The Jardim Botânico was redesigned by Serpa Brandão, who planted palmeiras imperiais [imperial palm trees] on the main avenue, in 1842.
The Canal do Mangue was constructed by the Barão de Mauá in 1860, following an Imperial decree of 1835. The botanist Auguste Glaziou, Diretor dos Parques e Jardins da Casa Imperial [Director of Parks and Gardens for the Imperial Household], planted palmeiras imperiais [imperial palm trees] along the canal in 1869.

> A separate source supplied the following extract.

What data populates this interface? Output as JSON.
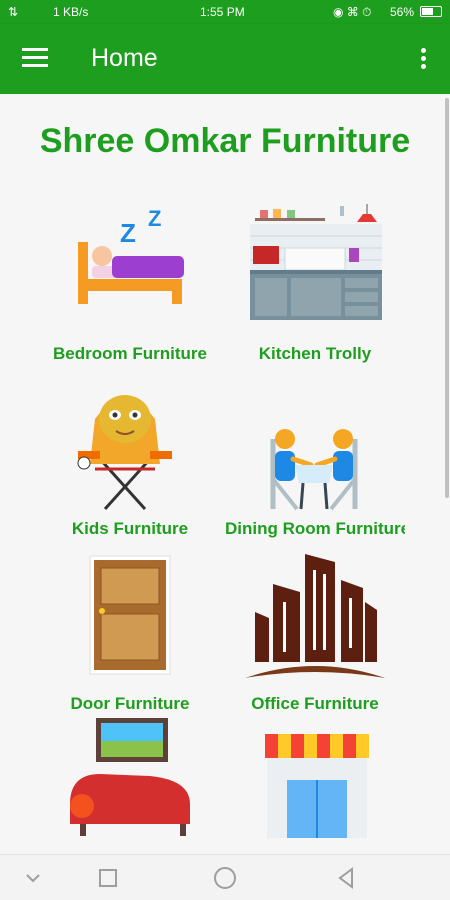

The SS Normandie was one of the most technically advanced and beautiful passenger liners ever built; launched in 1935, she sank in New York City harbour in 1942. She visited Rio on a cruise in 1938.